Have we completely dismissed the centuries old laws of economics along with the practical concept of supply and demand equilibrium? The speculative rise in price due to a Russian comment or OPEC faux unenforceable decision to restrict production? If the global economy does not cause an increase in consumptive use against a unfulfilled supply at the equilibrium price, that price will not increase. All this talk is promise, posturing and pontification does not impact the reality that increased production if not consumed will only go into already swelled storage. The World has PLENTY of recoverable and producible hydrocarbons to satisfy demand at the current price. If producers are unwilling to sell at lower prices that demand will not expand on account of lower price. Conversely without increased need to use more at the present price additional production will do nothing to sustain a speculative price increase like the one this week over $50.
Rudolf Huber  |  October 12, 2016

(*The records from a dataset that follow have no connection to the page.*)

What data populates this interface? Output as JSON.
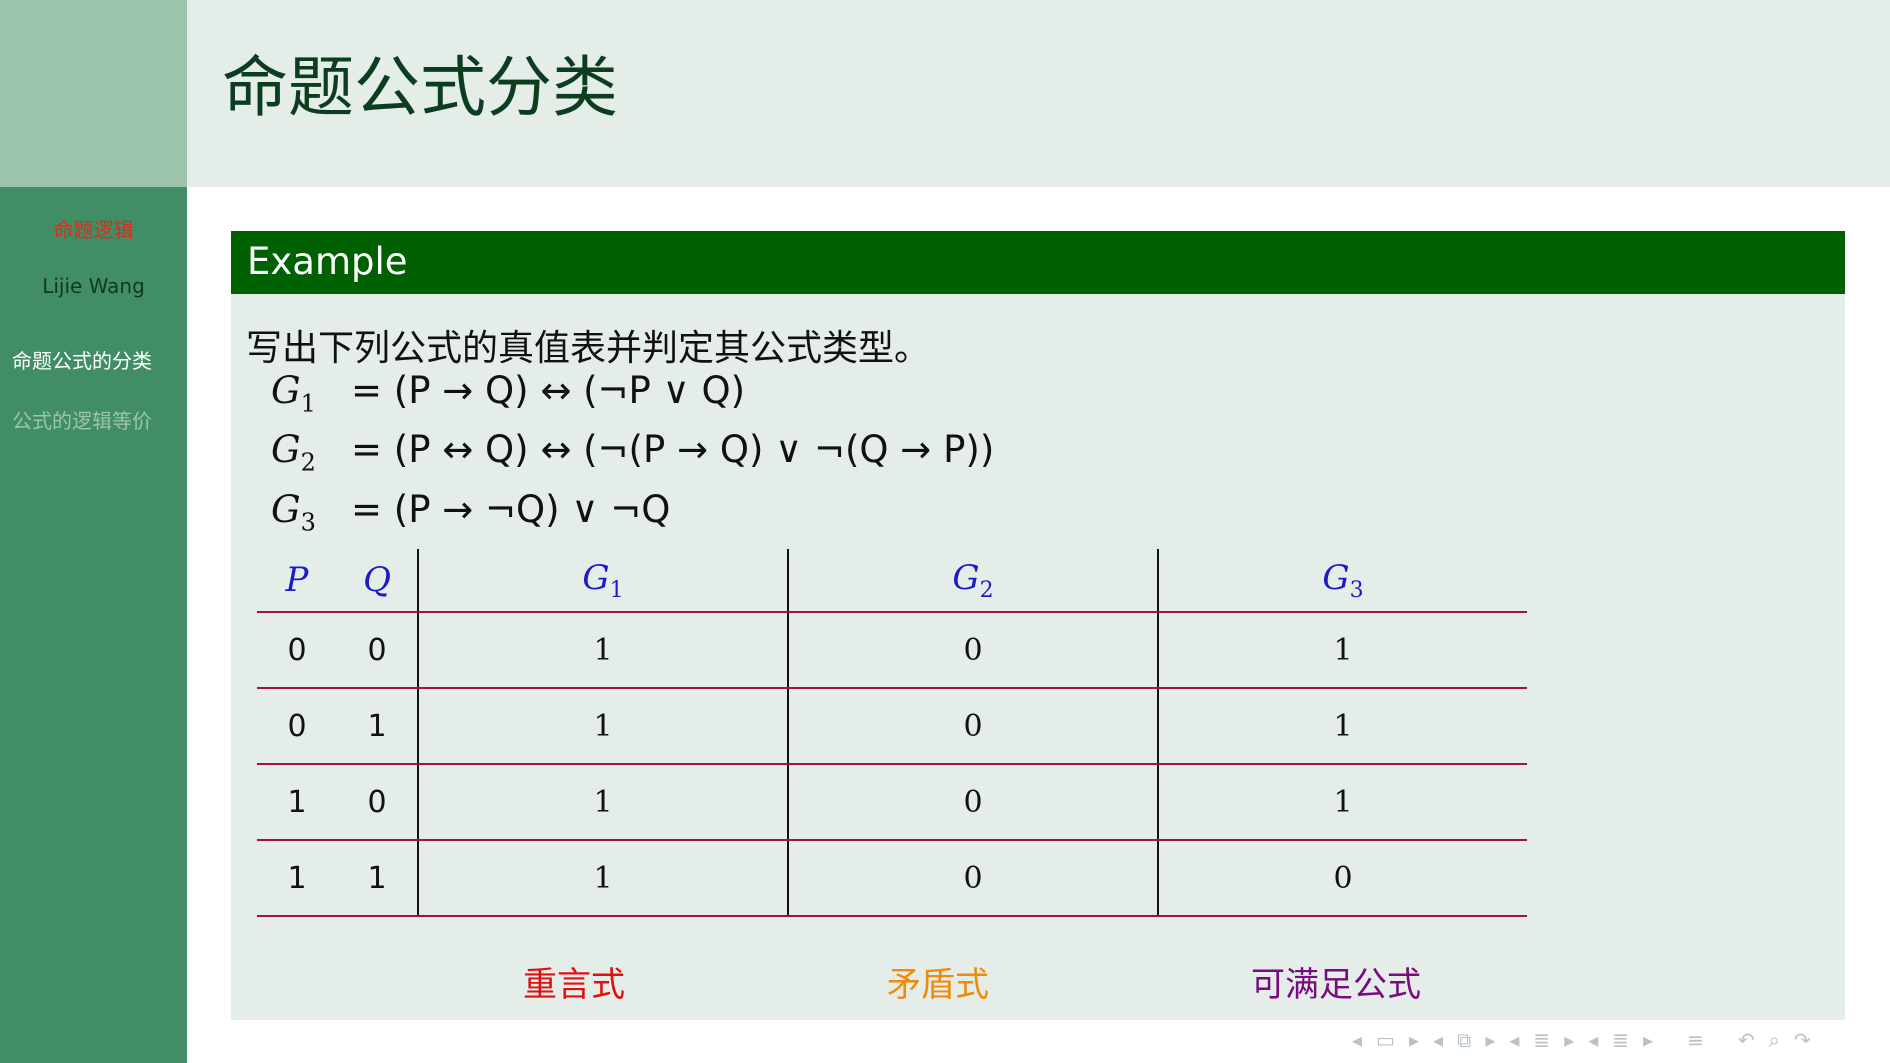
{
  "sidebar": {
    "title": "命题逻辑",
    "author": "Lijie Wang",
    "sections": [
      "命题公式的分类",
      "公式的逻辑等价"
    ]
  },
  "frame": {
    "title": "命题公式分类"
  },
  "block": {
    "title": "Example",
    "intro": "写出下列公式的真值表并判定其公式类型。",
    "equations": [
      {
        "lhs": "G",
        "sub": "1",
        "rhs": "= (P → Q) ↔ (¬P ∨ Q)"
      },
      {
        "lhs": "G",
        "sub": "2",
        "rhs": "= (P ↔ Q) ↔ (¬(P → Q) ∨ ¬(Q → P))"
      },
      {
        "lhs": "G",
        "sub": "3",
        "rhs": "= (P → ¬Q) ∨ ¬Q"
      }
    ],
    "table": {
      "headers": [
        "P",
        "Q",
        "G",
        "1",
        "G",
        "2",
        "G",
        "3"
      ],
      "rows": [
        [
          "0",
          "0",
          "1",
          "0",
          "1"
        ],
        [
          "0",
          "1",
          "1",
          "0",
          "1"
        ],
        [
          "1",
          "0",
          "1",
          "0",
          "1"
        ],
        [
          "1",
          "1",
          "1",
          "0",
          "0"
        ]
      ]
    },
    "types": [
      "重言式",
      "矛盾式",
      "可满足公式"
    ]
  },
  "colors": {
    "sidebar": "#418d66",
    "block_header": "#006102",
    "tautology": "#de1010",
    "contradiction": "#f08a0a",
    "satisfiable": "#7b0a80"
  },
  "nav_icons": [
    "nav-prev-icon",
    "frame-icon",
    "nav-next-icon",
    "nav-prev-icon",
    "subsection-icon",
    "nav-next-icon",
    "nav-prev-icon",
    "section-icon",
    "nav-next-icon",
    "nav-prev-icon",
    "document-icon",
    "nav-next-icon",
    "toc-icon",
    "back-icon",
    "search-icon",
    "forward-icon"
  ]
}
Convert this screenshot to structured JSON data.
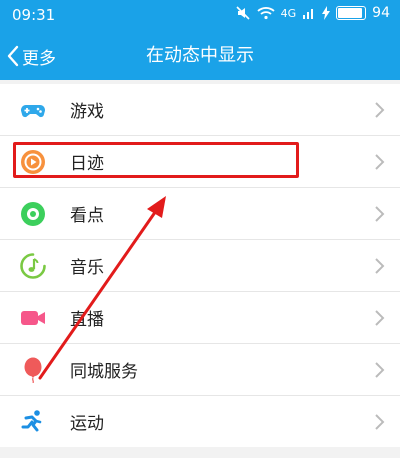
{
  "status_bar": {
    "time": "09:31",
    "signal_label": "4G",
    "battery_percent": "94",
    "battery_level": 0.94
  },
  "header": {
    "back_label": "更多",
    "title": "在动态中显示"
  },
  "items": [
    {
      "label": "游戏",
      "icon": "gamepad-icon",
      "color": "#2fa8ea"
    },
    {
      "label": "日迹",
      "icon": "play-circle-icon",
      "color": "#f7913d"
    },
    {
      "label": "看点",
      "icon": "eye-icon",
      "color": "#3ccf5c"
    },
    {
      "label": "音乐",
      "icon": "music-note-icon",
      "color": "#7ac943"
    },
    {
      "label": "直播",
      "icon": "video-camera-icon",
      "color": "#f6578a"
    },
    {
      "label": "同城服务",
      "icon": "balloon-icon",
      "color": "#ef5a5a"
    },
    {
      "label": "运动",
      "icon": "running-icon",
      "color": "#1c8fe3"
    }
  ],
  "colors": {
    "accent": "#1aa2e8",
    "highlight": "#e21b1b"
  }
}
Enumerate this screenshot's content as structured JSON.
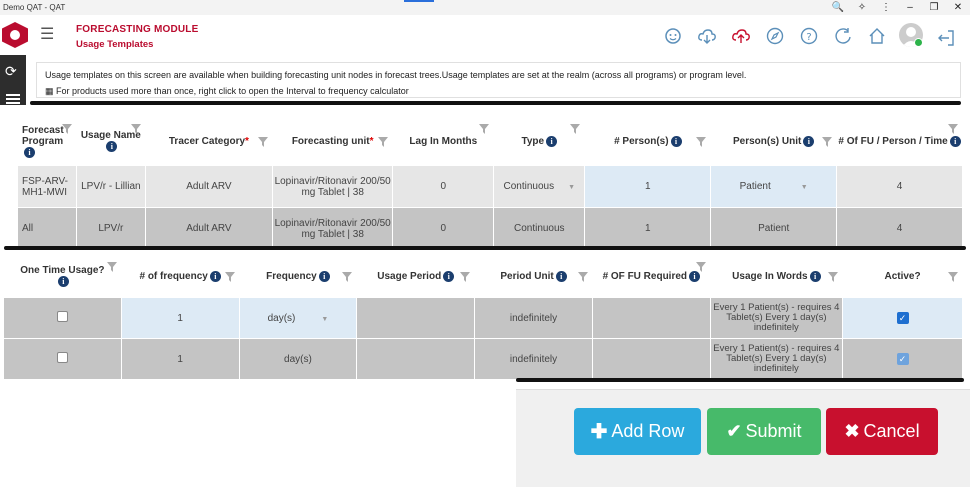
{
  "window": {
    "title": "Demo QAT - QAT"
  },
  "header": {
    "module_title": "FORECASTING MODULE",
    "page_title": "Usage Templates",
    "icons": [
      "chat-support-icon",
      "cloud-download-icon",
      "cloud-upload-icon",
      "compass-icon",
      "help-icon",
      "refresh-icon",
      "home-icon",
      "user-avatar-icon",
      "logout-icon"
    ]
  },
  "notice": {
    "line1": "Usage templates on this screen are available when building forecasting unit nodes in forecast trees.Usage templates are set at the realm (across all programs) or program level.",
    "line2": "For products used more than once, right click to open the Interval to frequency calculator"
  },
  "table1": {
    "headers": {
      "forecast_program": "Forecast Program",
      "usage_name": "Usage Name",
      "tracer_category": "Tracer Category",
      "forecasting_unit": "Forecasting unit",
      "lag_in_months": "Lag In Months",
      "type": "Type",
      "persons": "# Person(s)",
      "person_unit": "Person(s) Unit",
      "fu_per_time": "# Of FU / Person / Time"
    },
    "rows": [
      {
        "program": "FSP-ARV-MH1-MWI",
        "usage_name": "LPV/r - Lillian",
        "tracer": "Adult ARV",
        "fu": "Lopinavir/Ritonavir 200/50 mg Tablet | 38",
        "lag": "0",
        "type": "Continuous",
        "persons": "1",
        "person_unit": "Patient",
        "fu_per_time": "4"
      },
      {
        "program": "All",
        "usage_name": "LPV/r",
        "tracer": "Adult ARV",
        "fu": "Lopinavir/Ritonavir 200/50 mg Tablet | 38",
        "lag": "0",
        "type": "Continuous",
        "persons": "1",
        "person_unit": "Patient",
        "fu_per_time": "4"
      }
    ]
  },
  "table2": {
    "headers": {
      "one_time_usage": "One Time Usage?",
      "num_frequency": "# of frequency",
      "frequency": "Frequency",
      "usage_period": "Usage Period",
      "period_unit": "Period Unit",
      "fu_required": "# OF FU Required",
      "usage_in_words": "Usage In Words",
      "active": "Active?"
    },
    "rows": [
      {
        "one_time": false,
        "num_freq": "1",
        "frequency": "day(s)",
        "usage_period": "",
        "period_unit": "indefinitely",
        "fu_required": "",
        "words": "Every 1 Patient(s) - requires 4 Tablet(s) Every 1 day(s) indefinitely",
        "active": true
      },
      {
        "one_time": false,
        "num_freq": "1",
        "frequency": "day(s)",
        "usage_period": "",
        "period_unit": "indefinitely",
        "fu_required": "",
        "words": "Every 1 Patient(s) - requires 4 Tablet(s)  Every 1 day(s) indefinitely",
        "active": true
      }
    ]
  },
  "actions": {
    "add_row": "Add Row",
    "submit": "Submit",
    "cancel": "Cancel"
  },
  "colors": {
    "brand": "#ba0c2f",
    "add": "#2ba9dd",
    "submit": "#47ba6a",
    "cancel": "#c8102e"
  }
}
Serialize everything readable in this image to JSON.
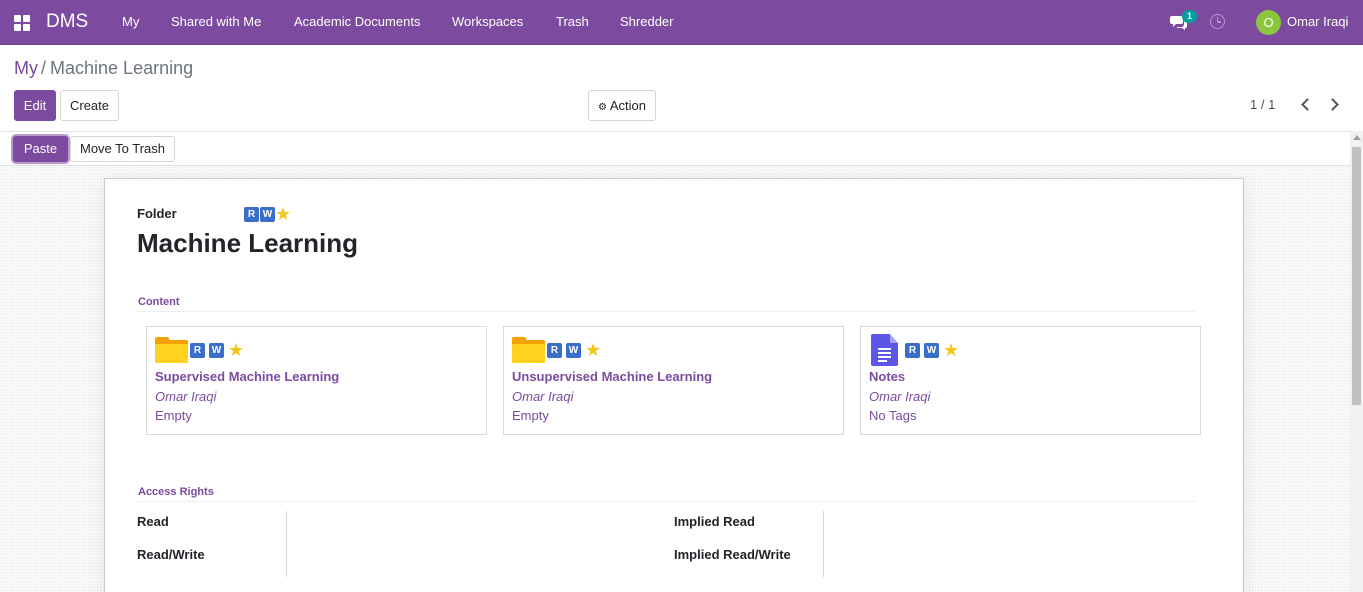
{
  "navbar": {
    "brand": "DMS",
    "menu": [
      "My",
      "Shared with Me",
      "Academic Documents",
      "Workspaces",
      "Trash",
      "Shredder"
    ],
    "messages_count": "1",
    "user_initial": "O",
    "user_name": "Omar Iraqi"
  },
  "breadcrumb": {
    "parent": "My",
    "separator": "/",
    "current": "Machine Learning"
  },
  "control_panel": {
    "edit_label": "Edit",
    "create_label": "Create",
    "action_label": "Action",
    "pager": "1 / 1"
  },
  "statusbar": {
    "paste_label": "Paste",
    "trash_label": "Move To Trash"
  },
  "form": {
    "type_label": "Folder",
    "permissions": [
      "R",
      "W"
    ],
    "title": "Machine Learning",
    "content_section": "Content",
    "cards": [
      {
        "name": "Supervised Machine Learning",
        "owner": "Omar Iraqi",
        "meta": "Empty",
        "kind": "folder",
        "permissions": [
          "R",
          "W"
        ]
      },
      {
        "name": "Unsupervised Machine Learning",
        "owner": "Omar Iraqi",
        "meta": "Empty",
        "kind": "folder",
        "permissions": [
          "R",
          "W"
        ]
      },
      {
        "name": "Notes",
        "owner": "Omar Iraqi",
        "meta": "No Tags",
        "kind": "document",
        "permissions": [
          "R",
          "W"
        ]
      }
    ],
    "access_section": "Access Rights",
    "access_fields": {
      "read": "Read",
      "read_write": "Read/Write",
      "implied_read": "Implied Read",
      "implied_read_write": "Implied Read/Write"
    }
  },
  "colors": {
    "brand": "#7c4a9e",
    "badge": "#00a09d",
    "avatar": "#8cc63f",
    "permission_badge": "#3a6ec7",
    "star": "#f5c518"
  }
}
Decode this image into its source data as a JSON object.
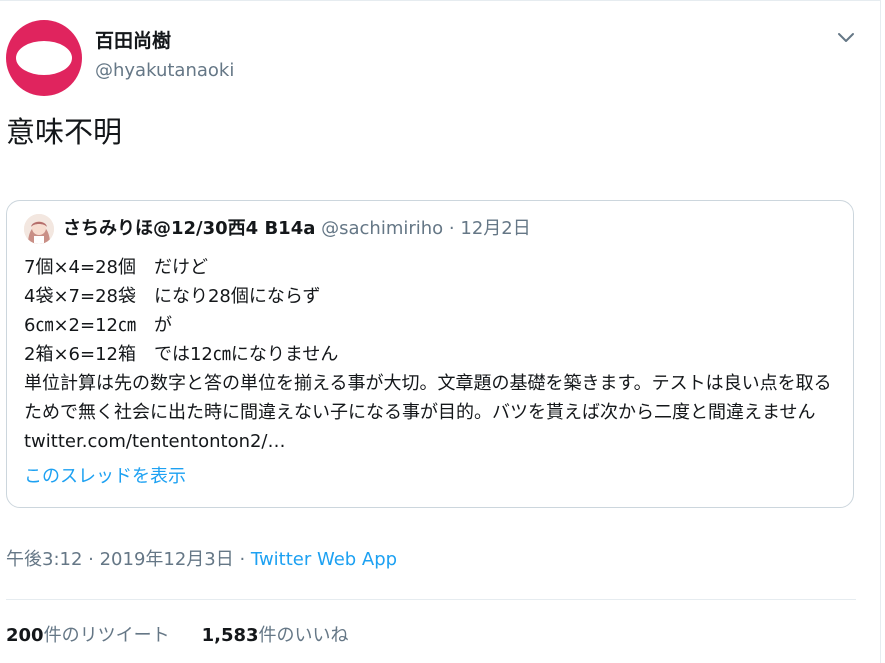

No oil supply squeeze will iron out the latent accounting hoax in all things commodity. The world economy must contract in order to correct ballooned books and that will not inflate consumption which in turn will lower the demand for black glibber. Where is this going to leave prices?